What is M.2?
The M.2 solid-state drive (SSD) was designed specifically to offer high-performance in compact computing devices like ultrabooks and tablets; however, they are now commonly used in all types of computers including desktops PCs and even within servers and storage arrays as boot drives. M.2 SSDs are also used in NAS devices as a cache or tiering drive.
The M.2 specification supports Wi-Fi, USB, Serial ATA (SATA), and PCI Express (PCIe). Because M.2 SSDs support the PCIe interface, they can leverage the non-volatile memory express (NVMe) protocol for reduced latency, faster IOPS and better power efficiency. As a result, M.2 SSDs can reach transfer speeds much higher than traditional SATA or SAS SSDs.
M.2 SSDs are rectangular in shape and have an edge connector on one side. They are often mounted on the motherboard via its a semicircular mounting hole at the center of the opposite edge. Motherboards usually have a max of two available M.2 slots, though you can purchase adapters to install them inside compatible PCIe slots.
All M.2 SSDs are smaller than a stick of RAM and come in a variety of sizes.
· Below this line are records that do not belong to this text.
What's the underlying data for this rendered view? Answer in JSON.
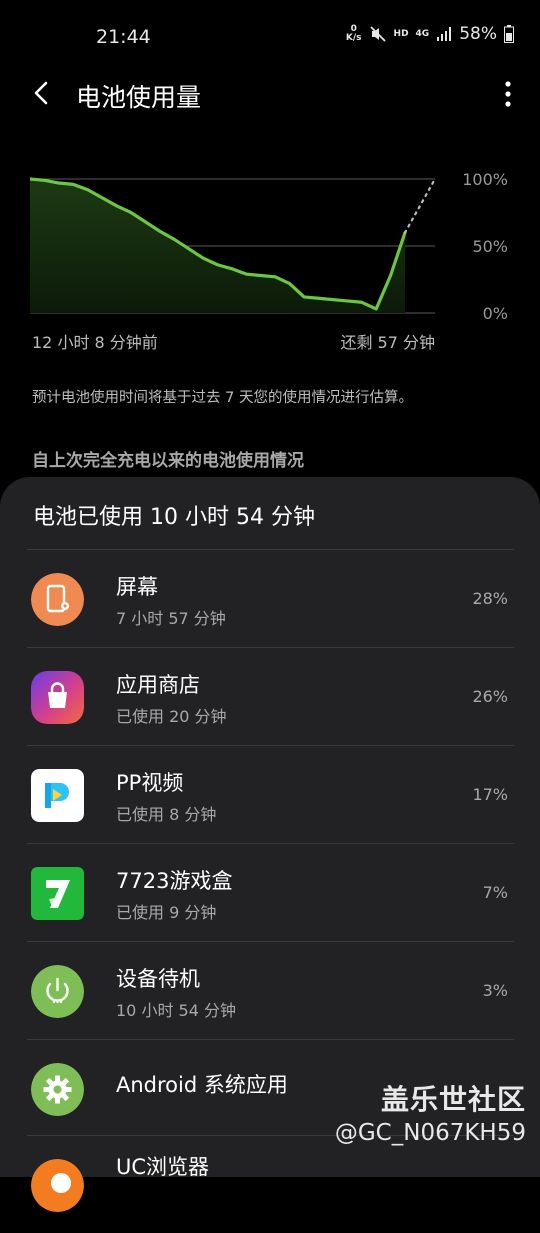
{
  "status": {
    "time": "21:44",
    "net_speed_top": "0",
    "net_speed_bottom": "K/s",
    "hd": "HD",
    "net": "4G",
    "battery": "58%"
  },
  "header": {
    "title": "电池使用量"
  },
  "chart": {
    "y_labels": [
      "100%",
      "50%",
      "0%"
    ],
    "start_label": "12 小时 8 分钟前",
    "end_label": "还剩 57 分钟"
  },
  "note": "预计电池使用时间将基于过去 7 天您的使用情况进行估算。",
  "section_title": "自上次完全充电以来的电池使用情况",
  "sheet": {
    "title": "电池已使用 10 小时 54 分钟"
  },
  "apps": [
    {
      "name": "屏幕",
      "sub": "7 小时 57 分钟",
      "pct": "28%",
      "icon": "screen-icon"
    },
    {
      "name": "应用商店",
      "sub": "已使用 20 分钟",
      "pct": "26%",
      "icon": "galaxy-store-icon"
    },
    {
      "name": "PP视频",
      "sub": "已使用 8 分钟",
      "pct": "17%",
      "icon": "pp-video-icon"
    },
    {
      "name": "7723游戏盒",
      "sub": "已使用 9 分钟",
      "pct": "7%",
      "icon": "game-box-icon"
    },
    {
      "name": "设备待机",
      "sub": "10 小时 54 分钟",
      "pct": "3%",
      "icon": "power-icon"
    },
    {
      "name": "Android 系统应用",
      "sub": "",
      "pct": "",
      "icon": "settings-icon"
    },
    {
      "name": "UC浏览器",
      "sub": "",
      "pct": "",
      "icon": "uc-browser-icon"
    }
  ],
  "watermark": {
    "line1": "盖乐世社区",
    "line2": "@GC_N067KH59"
  },
  "colors": {
    "accent": "#6cc644",
    "sheet": "#222224"
  },
  "chart_data": {
    "type": "line",
    "x_label_start": "12 小时 8 分钟前",
    "x_label_end": "还剩 57 分钟",
    "ylim": [
      0,
      100
    ],
    "y_ticks": [
      "100%",
      "50%",
      "0%"
    ],
    "series": [
      {
        "values": [
          100,
          99,
          97,
          96,
          92,
          86,
          80,
          75,
          68,
          61,
          55,
          48,
          41,
          36,
          33,
          29,
          28,
          27,
          22,
          12,
          11,
          10,
          9,
          8,
          3,
          28,
          60
        ]
      },
      {
        "values": [
          60,
          100
        ]
      }
    ]
  }
}
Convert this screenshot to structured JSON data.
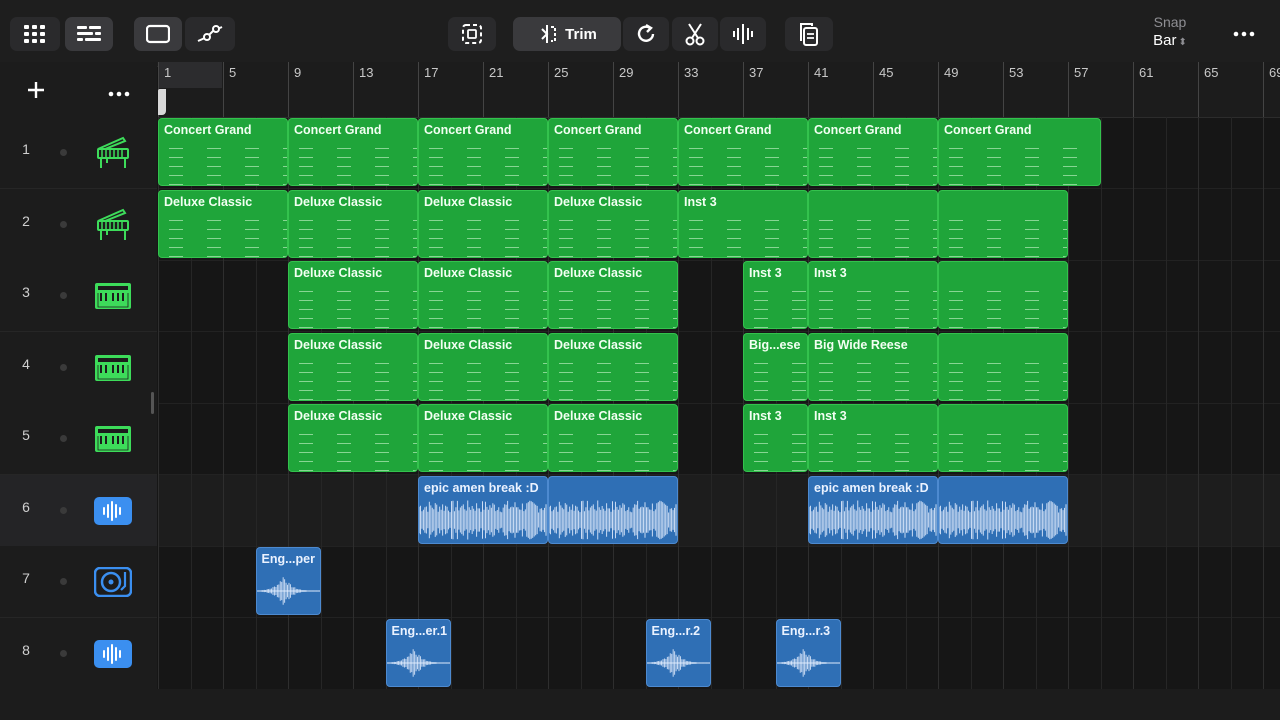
{
  "toolbar": {
    "trim_label": "Trim",
    "snap_label": "Snap",
    "snap_value": "Bar"
  },
  "ruler": {
    "bars": [
      "1",
      "5",
      "9",
      "13",
      "17",
      "21",
      "25",
      "29",
      "33",
      "37",
      "41",
      "45",
      "49",
      "53",
      "57",
      "61",
      "65",
      "69"
    ]
  },
  "tracks": [
    {
      "num": "1",
      "icon": "grand-piano-icon",
      "color": "#3ddc5a"
    },
    {
      "num": "2",
      "icon": "grand-piano-icon",
      "color": "#3ddc5a"
    },
    {
      "num": "3",
      "icon": "synth-keyboard-icon",
      "color": "#3ddc5a"
    },
    {
      "num": "4",
      "icon": "synth-keyboard-icon",
      "color": "#3ddc5a"
    },
    {
      "num": "5",
      "icon": "synth-keyboard-icon",
      "color": "#3ddc5a"
    },
    {
      "num": "6",
      "icon": "audio-waveform-icon",
      "color": "#3b8ff0"
    },
    {
      "num": "7",
      "icon": "turntable-icon",
      "color": "#3b8ff0"
    },
    {
      "num": "8",
      "icon": "audio-waveform-icon",
      "color": "#3b8ff0"
    }
  ],
  "clips": [
    {
      "track": 1,
      "start": 1,
      "len": 8,
      "name": "Concert Grand",
      "type": "midi"
    },
    {
      "track": 1,
      "start": 9,
      "len": 8,
      "name": "Concert Grand",
      "type": "midi"
    },
    {
      "track": 1,
      "start": 17,
      "len": 8,
      "name": "Concert Grand",
      "type": "midi"
    },
    {
      "track": 1,
      "start": 25,
      "len": 8,
      "name": "Concert Grand",
      "type": "midi"
    },
    {
      "track": 1,
      "start": 33,
      "len": 8,
      "name": "Concert Grand",
      "type": "midi"
    },
    {
      "track": 1,
      "start": 41,
      "len": 8,
      "name": "Concert Grand",
      "type": "midi"
    },
    {
      "track": 1,
      "start": 49,
      "len": 10,
      "name": "Concert Grand",
      "type": "midi"
    },
    {
      "track": 2,
      "start": 1,
      "len": 8,
      "name": "Deluxe Classic",
      "type": "midi"
    },
    {
      "track": 2,
      "start": 9,
      "len": 8,
      "name": "Deluxe Classic",
      "type": "midi"
    },
    {
      "track": 2,
      "start": 17,
      "len": 8,
      "name": "Deluxe Classic",
      "type": "midi"
    },
    {
      "track": 2,
      "start": 25,
      "len": 8,
      "name": "Deluxe Classic",
      "type": "midi"
    },
    {
      "track": 2,
      "start": 33,
      "len": 8,
      "name": "Inst 3",
      "type": "midi"
    },
    {
      "track": 2,
      "start": 41,
      "len": 8,
      "name": "",
      "type": "midi"
    },
    {
      "track": 2,
      "start": 49,
      "len": 8,
      "name": "",
      "type": "midi"
    },
    {
      "track": 3,
      "start": 9,
      "len": 8,
      "name": "Deluxe Classic",
      "type": "midi"
    },
    {
      "track": 3,
      "start": 17,
      "len": 8,
      "name": "Deluxe Classic",
      "type": "midi"
    },
    {
      "track": 3,
      "start": 25,
      "len": 8,
      "name": "Deluxe Classic",
      "type": "midi"
    },
    {
      "track": 3,
      "start": 37,
      "len": 4,
      "name": "Inst 3",
      "type": "midi"
    },
    {
      "track": 3,
      "start": 41,
      "len": 8,
      "name": "Inst 3",
      "type": "midi"
    },
    {
      "track": 3,
      "start": 49,
      "len": 8,
      "name": "",
      "type": "midi"
    },
    {
      "track": 4,
      "start": 9,
      "len": 8,
      "name": "Deluxe Classic",
      "type": "midi"
    },
    {
      "track": 4,
      "start": 17,
      "len": 8,
      "name": "Deluxe Classic",
      "type": "midi"
    },
    {
      "track": 4,
      "start": 25,
      "len": 8,
      "name": "Deluxe Classic",
      "type": "midi"
    },
    {
      "track": 4,
      "start": 37,
      "len": 4,
      "name": "Big...ese",
      "type": "midi"
    },
    {
      "track": 4,
      "start": 41,
      "len": 8,
      "name": "Big Wide Reese",
      "type": "midi"
    },
    {
      "track": 4,
      "start": 49,
      "len": 8,
      "name": "",
      "type": "midi"
    },
    {
      "track": 5,
      "start": 9,
      "len": 8,
      "name": "Deluxe Classic",
      "type": "midi"
    },
    {
      "track": 5,
      "start": 17,
      "len": 8,
      "name": "Deluxe Classic",
      "type": "midi"
    },
    {
      "track": 5,
      "start": 25,
      "len": 8,
      "name": "Deluxe Classic",
      "type": "midi"
    },
    {
      "track": 5,
      "start": 37,
      "len": 4,
      "name": "Inst 3",
      "type": "midi"
    },
    {
      "track": 5,
      "start": 41,
      "len": 8,
      "name": "Inst 3",
      "type": "midi"
    },
    {
      "track": 5,
      "start": 49,
      "len": 8,
      "name": "",
      "type": "midi"
    },
    {
      "track": 6,
      "start": 17,
      "len": 8,
      "name": "epic amen break :D",
      "type": "audio"
    },
    {
      "track": 6,
      "start": 25,
      "len": 8,
      "name": "",
      "type": "audio"
    },
    {
      "track": 6,
      "start": 41,
      "len": 8,
      "name": "epic amen break :D",
      "type": "audio"
    },
    {
      "track": 6,
      "start": 49,
      "len": 8,
      "name": "",
      "type": "audio"
    },
    {
      "track": 7,
      "start": 7,
      "len": 4,
      "name": "Eng...per",
      "type": "oneshot"
    },
    {
      "track": 8,
      "start": 15,
      "len": 4,
      "name": "Eng...er.1",
      "type": "oneshot"
    },
    {
      "track": 8,
      "start": 31,
      "len": 4,
      "name": "Eng...r.2",
      "type": "oneshot"
    },
    {
      "track": 8,
      "start": 39,
      "len": 4,
      "name": "Eng...r.3",
      "type": "oneshot"
    }
  ]
}
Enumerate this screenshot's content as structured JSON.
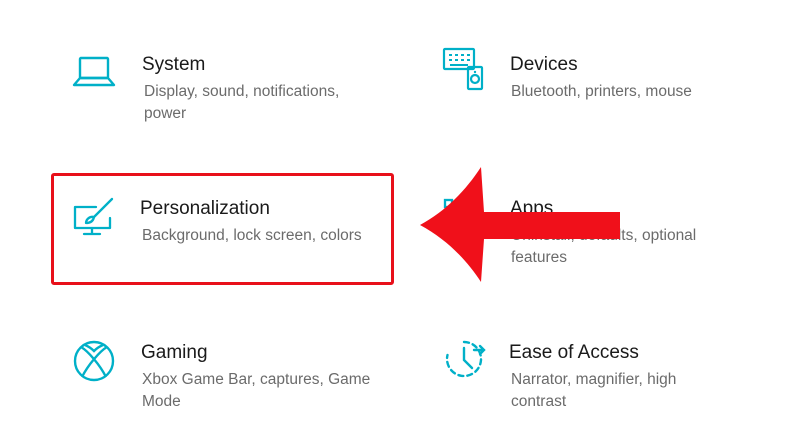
{
  "colors": {
    "accent": "#00b0c8",
    "highlight": "#e8101a",
    "title": "#1a1a1a",
    "description": "#6b6b6b"
  },
  "categories": [
    {
      "id": "system",
      "title": "System",
      "description": "Display, sound, notifications, power",
      "icon": "laptop-icon"
    },
    {
      "id": "devices",
      "title": "Devices",
      "description": "Bluetooth, printers, mouse",
      "icon": "keyboard-speaker-icon"
    },
    {
      "id": "personalization",
      "title": "Personalization",
      "description": "Background, lock screen, colors",
      "icon": "paintbrush-monitor-icon"
    },
    {
      "id": "apps",
      "title": "Apps",
      "description": "Uninstall, defaults, optional features",
      "icon": "apps-list-icon"
    },
    {
      "id": "gaming",
      "title": "Gaming",
      "description": "Xbox Game Bar, captures, Game Mode",
      "icon": "xbox-icon"
    },
    {
      "id": "ease-of-access",
      "title": "Ease of Access",
      "description": "Narrator, magnifier, high contrast",
      "icon": "ease-of-access-icon"
    }
  ]
}
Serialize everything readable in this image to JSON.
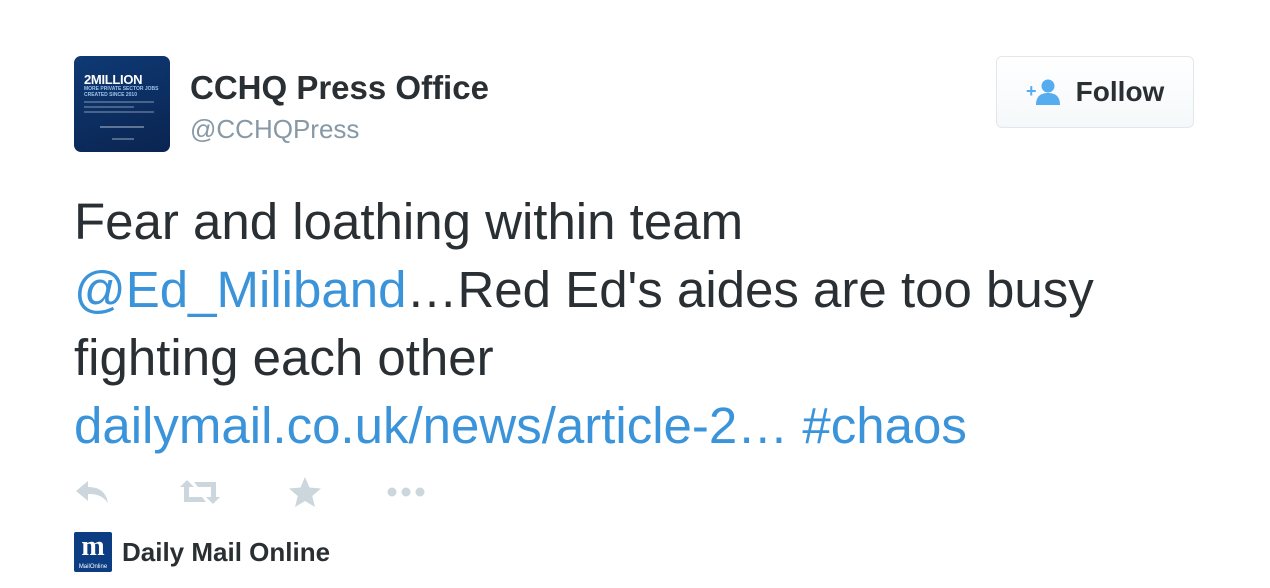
{
  "author": {
    "name": "CCHQ Press Office",
    "handle": "@CCHQPress",
    "avatar": {
      "headline": "2MILLION",
      "subline1": "MORE PRIVATE SECTOR JOBS",
      "subline2": "CREATED SINCE 2010"
    }
  },
  "follow_button": {
    "label": "Follow",
    "icon": "add-user-icon"
  },
  "tweet": {
    "line1": "Fear and loathing within team",
    "mention": "@Ed_Miliband",
    "line2_rest": "…Red Ed's aides are too busy",
    "line3": "fighting each other",
    "link": "dailymail.co.uk/news/article-2…",
    "hashtag": "#chaos"
  },
  "actions": [
    {
      "name": "reply",
      "icon": "reply-icon"
    },
    {
      "name": "retweet",
      "icon": "retweet-icon"
    },
    {
      "name": "favorite",
      "icon": "star-icon"
    },
    {
      "name": "more",
      "icon": "more-icon"
    }
  ],
  "source": {
    "logo_letter": "m",
    "logo_sub": "MailOnline",
    "name": "Daily Mail Online"
  },
  "colors": {
    "link": "#3b94d9",
    "text": "#292f33",
    "muted": "#8899a6",
    "icon": "#ccd6dd",
    "follow_icon": "#55acee",
    "avatar_bg": "#0e3a75",
    "source_logo_bg": "#0c3c82"
  }
}
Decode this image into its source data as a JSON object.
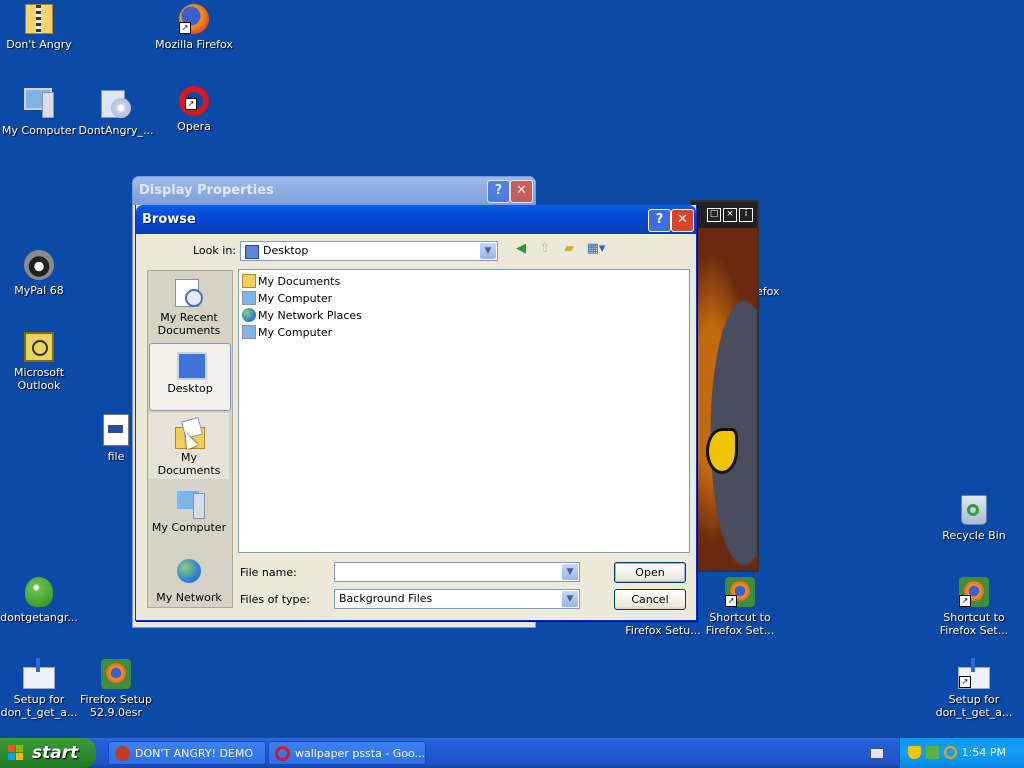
{
  "desktop": {
    "icons": [
      {
        "label": "Don't Angry",
        "icon": "zip-folder-icon"
      },
      {
        "label": "Mozilla Firefox",
        "icon": "firefox-icon"
      },
      {
        "label": "My Computer",
        "icon": "my-computer-icon"
      },
      {
        "label": "DontAngry_...",
        "icon": "installer-cd-icon"
      },
      {
        "label": "Opera",
        "icon": "opera-icon"
      },
      {
        "label": "MyPal 68",
        "icon": "mypal-raccoon-icon"
      },
      {
        "label": "Microsoft Outlook",
        "icon": "outlook-icon"
      },
      {
        "label": "file",
        "icon": "text-file-icon"
      },
      {
        "label": "dontgetangr...",
        "icon": "game-character-icon"
      },
      {
        "label": "Setup for don_t_get_a...",
        "icon": "setup-download-icon"
      },
      {
        "label": "Firefox Setup 52.9.0esr",
        "icon": "firefox-setup-icon"
      },
      {
        "label": "Shortcut to Firefox Setu...",
        "icon": "firefox-setup-shortcut-icon"
      },
      {
        "label": "Shortcut to Firefox Set...",
        "icon": "firefox-setup-shortcut-icon"
      },
      {
        "label": "Recycle Bin",
        "icon": "recycle-bin-icon"
      },
      {
        "label": "Shortcut to Firefox Set...",
        "icon": "firefox-setup-shortcut-icon"
      },
      {
        "label": "Setup for don_t_get_a...",
        "icon": "setup-download-icon"
      }
    ],
    "partial_label": "efox"
  },
  "display_properties": {
    "title": "Display Properties"
  },
  "browse": {
    "title": "Browse",
    "look_in_label": "Look in:",
    "look_in_value": "Desktop",
    "places": [
      "My Recent Documents",
      "Desktop",
      "My Documents",
      "My Computer",
      "My Network"
    ],
    "files": [
      "My Documents",
      "My Computer",
      "My Network Places",
      "My Computer"
    ],
    "file_name_label": "File name:",
    "file_name_value": "",
    "file_type_label": "Files of type:",
    "file_type_value": "Background Files",
    "open_label": "Open",
    "cancel_label": "Cancel"
  },
  "taskbar": {
    "start_label": "start",
    "tasks": [
      "DON'T ANGRY! DEMO",
      "wallpaper pssta - Goo..."
    ],
    "clock": "1:54 PM"
  },
  "colors": {
    "desktop": "#0b4aa6",
    "title_bar": "#0548d8",
    "dialog_bg": "#ece9d8"
  }
}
The most common include:
- 22mm (2280)
- 30mm (2230)
- 42mm (2242)
- 60mm (2260)
- 80mm (2280)
- 110mm (22110)
Consumer-grade M.2 SSDs are widely available and there is a range of inexpensive options from companies like ADATA (e.g., ADATA XPG SX6000), WD (e.g., WD Blue SN500) and Samsung (e.g., Samsung 970 EVO Plus).